The Georgian-Russian conflict lasted for five days in August, 2008. But along the ceasefire line today both sides remain on a war-footing.
An abundance of checkpoints, defensive positions, and fortifications have sprouted up all along the ceasefire line. In some places, the no-man's land separating Georgian and Russian forces is only about a hundred yards wide.
On the Georgian side at Ergneti, one of Tbilisi's most important listening posts, both the Russian and South Ossetian flags can be seen waving in the distance under gray skies. Sniping from the Russian-Ossetian side remains a danger. Shots could be heard during a recent visit to the ceasefire line, but Georgian soldiers report that the sniping is mostly designed to intimidate civilians and soldiers on the Georgian side, not to kill.

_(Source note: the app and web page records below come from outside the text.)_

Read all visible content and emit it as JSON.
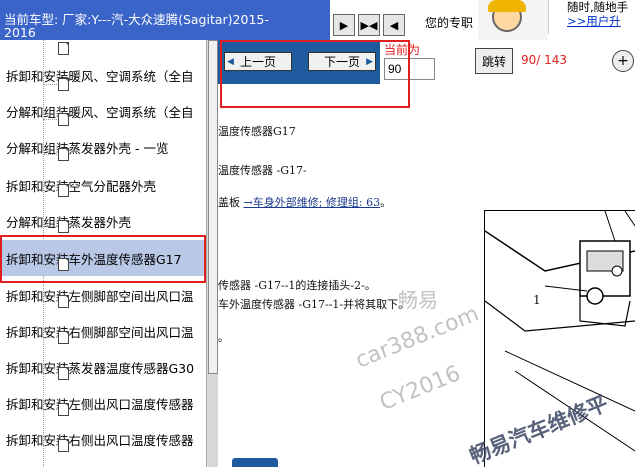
{
  "header": {
    "model_line1": "当前车型:  厂家:Y---汽-大众速腾(Sagitar)2015-",
    "model_line2": "2016",
    "your_text": "您的专职",
    "promo_line1": "随时,随地手",
    "promo_link": ">>用户升"
  },
  "tree": {
    "items": [
      {
        "label": "拆卸和安装暖风、空调系统（全自"
      },
      {
        "label": "分解和组装暖风、空调系统（全自"
      },
      {
        "label": "分解和组装蒸发器外壳 - 一览"
      },
      {
        "label": "拆卸和安装空气分配器外壳"
      },
      {
        "label": "分解和组装蒸发器外壳"
      },
      {
        "label": "拆卸和安装车外温度传感器G17"
      },
      {
        "label": "拆卸和安装左侧脚部空间出风口温"
      },
      {
        "label": "拆卸和安装右侧脚部空间出风口温"
      },
      {
        "label": "拆卸和安装蒸发器温度传感器G30"
      },
      {
        "label": "拆卸和安装左侧出风口温度传感器"
      },
      {
        "label": "拆卸和安装右侧出风口温度传感器"
      }
    ]
  },
  "nav": {
    "prev_label": "上一页",
    "next_label": "下一页",
    "current_label": "当前为",
    "page_value": "90",
    "go_label": "跳转",
    "page_count": "90/ 143",
    "zoom_label": "+"
  },
  "doc": {
    "line1": "温度传感器G17",
    "line2": "温度传感器 -G17-",
    "line3_prefix": "盖板 ",
    "line3_link": "→车身外部维修; 修理组: 63",
    "line3_suffix": "。",
    "line4": "传感器 -G17--1的连接插头-2-。",
    "line5": "车外温度传感器 -G17--1-并将其取下。",
    "line6": "。",
    "callout": "1"
  },
  "watermark": {
    "line1": "畅易",
    "line2": "car388.com",
    "line3": "CY2016",
    "line4": "畅易汽车维修平"
  }
}
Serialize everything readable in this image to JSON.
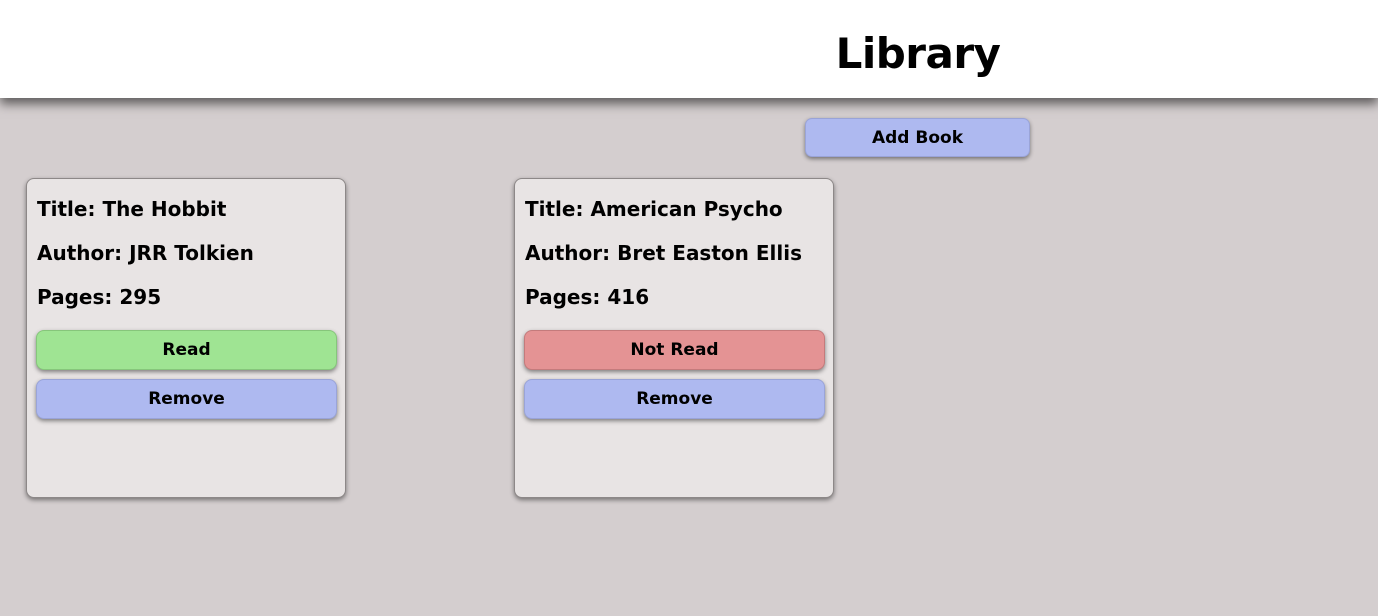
{
  "header": {
    "title": "Library"
  },
  "toolbar": {
    "add_book_label": "Add Book"
  },
  "books": [
    {
      "title_text": "Title: The Hobbit",
      "author_text": "Author: JRR Tolkien",
      "pages_text": "Pages: 295",
      "status_label": "Read",
      "status_color": "#9fe493",
      "remove_label": "Remove"
    },
    {
      "title_text": "Title: American Psycho",
      "author_text": "Author: Bret Easton Ellis",
      "pages_text": "Pages: 416",
      "status_label": "Not Read",
      "status_color": "#e49394",
      "remove_label": "Remove"
    }
  ],
  "colors": {
    "background": "#d4cecf",
    "card": "#e8e4e4",
    "button_primary": "#aeb9f0"
  }
}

Georgians living near the ceasefire line complained about marauding bands of Ossetians, which, following the ceasefire, continued to carry out nighttime raids, engaging in robbery and even kidnapping. In recent months, however, Georgian special forces have carried out some operations of their own, and the Ossetian raids, locals report, have stopped.

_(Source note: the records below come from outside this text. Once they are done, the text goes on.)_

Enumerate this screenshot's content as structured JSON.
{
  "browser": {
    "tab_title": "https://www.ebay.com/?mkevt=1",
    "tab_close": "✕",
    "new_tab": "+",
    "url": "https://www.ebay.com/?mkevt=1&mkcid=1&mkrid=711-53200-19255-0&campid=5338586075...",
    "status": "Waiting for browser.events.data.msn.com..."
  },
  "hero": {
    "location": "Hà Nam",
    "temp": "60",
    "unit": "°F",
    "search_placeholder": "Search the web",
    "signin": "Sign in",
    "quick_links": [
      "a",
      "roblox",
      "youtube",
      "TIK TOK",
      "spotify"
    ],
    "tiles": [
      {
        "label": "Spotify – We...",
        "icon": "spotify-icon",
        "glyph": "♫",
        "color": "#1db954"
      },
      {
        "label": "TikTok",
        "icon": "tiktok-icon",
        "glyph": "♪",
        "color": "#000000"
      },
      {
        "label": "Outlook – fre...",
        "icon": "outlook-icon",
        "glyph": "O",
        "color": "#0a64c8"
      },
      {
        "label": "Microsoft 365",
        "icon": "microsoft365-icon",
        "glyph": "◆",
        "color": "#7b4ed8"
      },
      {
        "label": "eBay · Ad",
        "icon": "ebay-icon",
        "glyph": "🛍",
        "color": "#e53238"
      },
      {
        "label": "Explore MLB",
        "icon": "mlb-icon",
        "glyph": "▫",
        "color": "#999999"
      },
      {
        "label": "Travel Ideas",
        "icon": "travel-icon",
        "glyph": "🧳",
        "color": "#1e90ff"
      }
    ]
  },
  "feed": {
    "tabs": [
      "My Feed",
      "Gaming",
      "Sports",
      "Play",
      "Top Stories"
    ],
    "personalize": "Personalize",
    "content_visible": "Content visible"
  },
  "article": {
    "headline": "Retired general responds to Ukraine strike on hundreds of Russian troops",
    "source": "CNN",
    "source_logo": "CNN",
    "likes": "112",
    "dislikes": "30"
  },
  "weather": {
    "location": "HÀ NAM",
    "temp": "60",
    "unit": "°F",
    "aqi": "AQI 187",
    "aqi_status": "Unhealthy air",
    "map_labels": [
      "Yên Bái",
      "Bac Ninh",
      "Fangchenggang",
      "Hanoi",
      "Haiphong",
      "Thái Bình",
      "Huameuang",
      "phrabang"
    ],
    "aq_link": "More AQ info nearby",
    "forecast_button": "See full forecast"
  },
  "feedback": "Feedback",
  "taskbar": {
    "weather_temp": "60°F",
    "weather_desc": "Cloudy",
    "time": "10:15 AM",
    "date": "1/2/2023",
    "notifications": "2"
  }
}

During the conflict, Russian troops and Ossetian militia, along with irregular forces, occupied many small Georgian villages, forcing inhabitants to flee. These villages are now virtual ghost towns that have been incorporated into the ceasefire line.

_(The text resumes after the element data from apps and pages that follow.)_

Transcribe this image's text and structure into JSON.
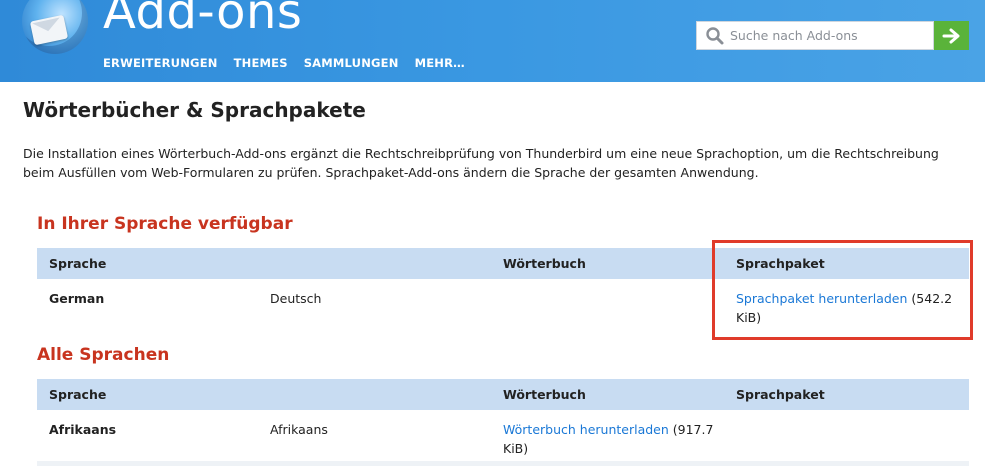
{
  "header": {
    "site_title": "Add-ons",
    "nav": [
      "ERWEITERUNGEN",
      "THEMES",
      "SAMMLUNGEN",
      "MEHR…"
    ],
    "search": {
      "placeholder": "Suche nach Add-ons",
      "value": ""
    },
    "icons": {
      "logo": "thunderbird-logo",
      "search": "search-icon",
      "go": "arrow-right-icon"
    },
    "colors": {
      "header_bg": "#3a98e2",
      "go_button": "#5ab33a"
    }
  },
  "main": {
    "title": "Wörterbücher & Sprachpakete",
    "intro": "Die Installation eines Wörterbuch-Add-ons ergänzt die Rechtschreibprüfung von Thunderbird um eine neue Sprachoption, um die Rechtschreibung beim Ausfüllen vom Web-Formularen zu prüfen. Sprachpaket-Add-ons ändern die Sprache der gesamten Anwendung.",
    "sections": [
      {
        "title": "In Ihrer Sprache verfügbar",
        "columns": [
          "Sprache",
          "",
          "Wörterbuch",
          "Sprachpaket"
        ],
        "rows": [
          {
            "language": "German",
            "native": "Deutsch",
            "dictionary_link": "",
            "dictionary_size": "",
            "langpack_link": "Sprachpaket herunterladen",
            "langpack_size": " (542.2 KiB)"
          }
        ]
      },
      {
        "title": "Alle Sprachen",
        "columns": [
          "Sprache",
          "",
          "Wörterbuch",
          "Sprachpaket"
        ],
        "rows": [
          {
            "language": "Afrikaans",
            "native": "Afrikaans",
            "dictionary_link": "Wörterbuch herunterladen",
            "dictionary_size": " (917.7 KiB)",
            "langpack_link": "",
            "langpack_size": ""
          }
        ]
      }
    ],
    "colors": {
      "section_title": "#c8341f",
      "table_header": "#c8dcf2",
      "link": "#1a78d6",
      "highlight": "#e03b2a"
    }
  }
}
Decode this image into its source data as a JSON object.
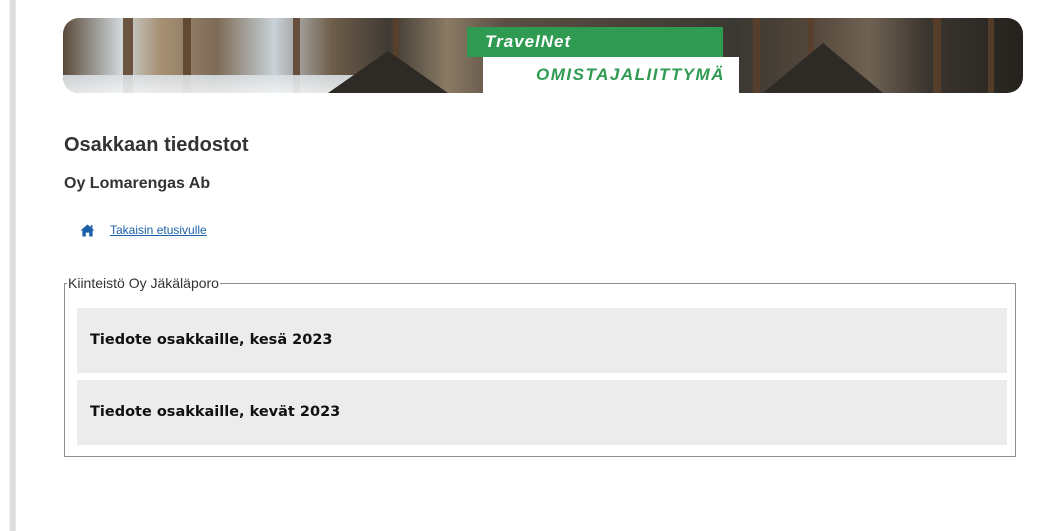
{
  "banner": {
    "brand_top": "TravelNet",
    "brand_bottom": "OMISTAJALIITTYMÄ"
  },
  "page": {
    "title": "Osakkaan tiedostot",
    "company": "Oy Lomarengas Ab"
  },
  "back_link": {
    "icon": "home-icon",
    "label": "Takaisin etusivulle"
  },
  "property": {
    "name": "Kiinteistö Oy Jäkäläporo",
    "documents": [
      {
        "title": "Tiedote osakkaille, kesä 2023"
      },
      {
        "title": "Tiedote osakkaille, kevät 2023"
      }
    ]
  },
  "colors": {
    "brand_green": "#2f9a52",
    "link_blue": "#1a5fa8",
    "item_bg": "#ececec"
  }
}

Ditsy, a Georgian post situated due West of Ergneti, is guarded at all times by three heavily armed soldiers positioned at the entrance to the village. Just down the road is an Ossetian position. Every day Ossetian troops go out on patrol near the Georgian post with a guard dog, a provocative gesture designed to flaunt South Ossetia's status as a Kremlin-recognized, independent entity.
Jonathan Alpeyrie is a war photographer for Getty Images.